*Your assignment*
Restate the listing below word for word; no pictures belong in the copy.
· · · · · · ·
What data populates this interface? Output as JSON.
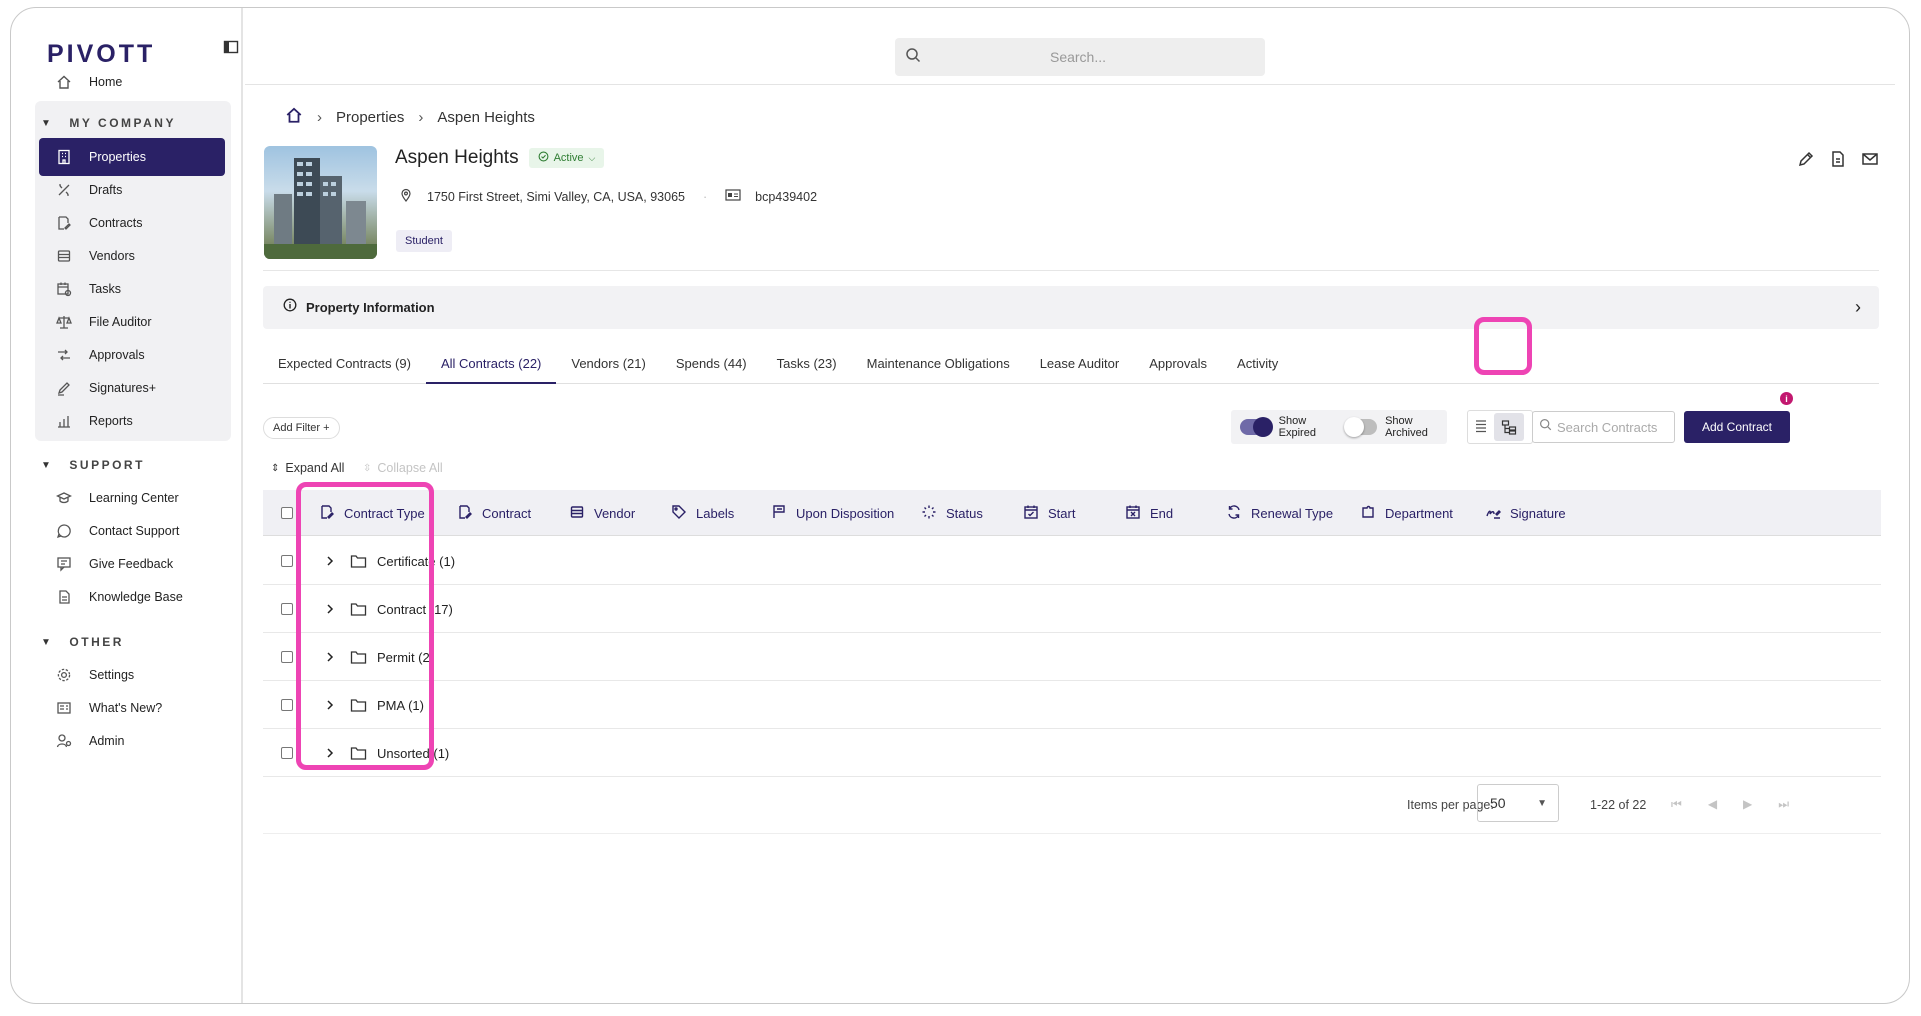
{
  "app": {
    "logo": "PIVOTT",
    "home": "Home"
  },
  "sidebar": {
    "sections": {
      "my_company": "MY COMPANY",
      "support": "SUPPORT",
      "other": "OTHER"
    },
    "my_company_items": [
      {
        "label": "Properties",
        "icon": "building-icon"
      },
      {
        "label": "Drafts",
        "icon": "drafts-icon"
      },
      {
        "label": "Contracts",
        "icon": "contract-edit-icon"
      },
      {
        "label": "Vendors",
        "icon": "vendor-icon"
      },
      {
        "label": "Tasks",
        "icon": "calendar-task-icon"
      },
      {
        "label": "File Auditor",
        "icon": "scale-icon"
      },
      {
        "label": "Approvals",
        "icon": "approvals-icon"
      },
      {
        "label": "Signatures+",
        "icon": "signature-pen-icon"
      },
      {
        "label": "Reports",
        "icon": "reports-icon"
      }
    ],
    "support_items": [
      {
        "label": "Learning Center",
        "icon": "graduation-cap-icon"
      },
      {
        "label": "Contact Support",
        "icon": "chat-icon"
      },
      {
        "label": "Give Feedback",
        "icon": "feedback-icon"
      },
      {
        "label": "Knowledge Base",
        "icon": "document-icon"
      }
    ],
    "other_items": [
      {
        "label": "Settings",
        "icon": "gear-icon"
      },
      {
        "label": "What's New?",
        "icon": "news-icon"
      },
      {
        "label": "Admin",
        "icon": "admin-user-icon"
      }
    ]
  },
  "topbar": {
    "search_placeholder": "Search..."
  },
  "breadcrumb": {
    "items": [
      "Properties",
      "Aspen Heights"
    ]
  },
  "property": {
    "name": "Aspen Heights",
    "status": "Active",
    "address": "1750 First Street, Simi Valley, CA, USA, 93065",
    "code": "bcp439402",
    "tag": "Student"
  },
  "info_panel": {
    "title": "Property Information"
  },
  "tabs": [
    "Expected Contracts (9)",
    "All Contracts (22)",
    "Vendors (21)",
    "Spends (44)",
    "Tasks (23)",
    "Maintenance Obligations",
    "Lease Auditor",
    "Approvals",
    "Activity"
  ],
  "toolbar": {
    "add_filter": "Add Filter +",
    "show_expired": "Show Expired",
    "show_archived": "Show Archived",
    "search_contracts_placeholder": "Search Contracts",
    "add_contract": "Add Contract",
    "expand_all": "Expand All",
    "collapse_all": "Collapse All"
  },
  "table": {
    "columns": [
      "Contract Type",
      "Contract",
      "Vendor",
      "Labels",
      "Upon Disposition",
      "Status",
      "Start",
      "End",
      "Renewal Type",
      "Department",
      "Signature"
    ],
    "groups": [
      "Certificate (1)",
      "Contract (17)",
      "Permit (2)",
      "PMA (1)",
      "Unsorted (1)"
    ]
  },
  "pagination": {
    "items_per_page_label": "Items per page:",
    "items_per_page": "50",
    "range": "1-22 of 22"
  },
  "colors": {
    "brand": "#2a2166",
    "highlight": "#ee44b4",
    "active_green": "#2e7d32"
  }
}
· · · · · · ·
*Exercise response*
What data populates this interface? Output as JSON.
{
  "app": {
    "logo": "PIVOTT",
    "home": "Home"
  },
  "sidebar": {
    "sections": {
      "my_company": "MY COMPANY",
      "support": "SUPPORT",
      "other": "OTHER"
    },
    "my_company_items": [
      {
        "label": "Properties",
        "icon": "building-icon"
      },
      {
        "label": "Drafts",
        "icon": "drafts-icon"
      },
      {
        "label": "Contracts",
        "icon": "contract-edit-icon"
      },
      {
        "label": "Vendors",
        "icon": "vendor-icon"
      },
      {
        "label": "Tasks",
        "icon": "calendar-task-icon"
      },
      {
        "label": "File Auditor",
        "icon": "scale-icon"
      },
      {
        "label": "Approvals",
        "icon": "approvals-icon"
      },
      {
        "label": "Signatures+",
        "icon": "signature-pen-icon"
      },
      {
        "label": "Reports",
        "icon": "reports-icon"
      }
    ],
    "support_items": [
      {
        "label": "Learning Center",
        "icon": "graduation-cap-icon"
      },
      {
        "label": "Contact Support",
        "icon": "chat-icon"
      },
      {
        "label": "Give Feedback",
        "icon": "feedback-icon"
      },
      {
        "label": "Knowledge Base",
        "icon": "document-icon"
      }
    ],
    "other_items": [
      {
        "label": "Settings",
        "icon": "gear-icon"
      },
      {
        "label": "What's New?",
        "icon": "news-icon"
      },
      {
        "label": "Admin",
        "icon": "admin-user-icon"
      }
    ]
  },
  "topbar": {
    "search_placeholder": "Search..."
  },
  "breadcrumb": {
    "items": [
      "Properties",
      "Aspen Heights"
    ]
  },
  "property": {
    "name": "Aspen Heights",
    "status": "Active",
    "address": "1750 First Street, Simi Valley, CA, USA, 93065",
    "code": "bcp439402",
    "tag": "Student"
  },
  "info_panel": {
    "title": "Property Information"
  },
  "tabs": [
    "Expected Contracts (9)",
    "All Contracts (22)",
    "Vendors (21)",
    "Spends (44)",
    "Tasks (23)",
    "Maintenance Obligations",
    "Lease Auditor",
    "Approvals",
    "Activity"
  ],
  "toolbar": {
    "add_filter": "Add Filter +",
    "show_expired": "Show Expired",
    "show_archived": "Show Archived",
    "search_contracts_placeholder": "Search Contracts",
    "add_contract": "Add Contract",
    "expand_all": "Expand All",
    "collapse_all": "Collapse All"
  },
  "table": {
    "columns": [
      "Contract Type",
      "Contract",
      "Vendor",
      "Labels",
      "Upon Disposition",
      "Status",
      "Start",
      "End",
      "Renewal Type",
      "Department",
      "Signature"
    ],
    "groups": [
      "Certificate (1)",
      "Contract (17)",
      "Permit (2)",
      "PMA (1)",
      "Unsorted (1)"
    ]
  },
  "pagination": {
    "items_per_page_label": "Items per page:",
    "items_per_page": "50",
    "range": "1-22 of 22"
  },
  "colors": {
    "brand": "#2a2166",
    "highlight": "#ee44b4",
    "active_green": "#2e7d32"
  }
}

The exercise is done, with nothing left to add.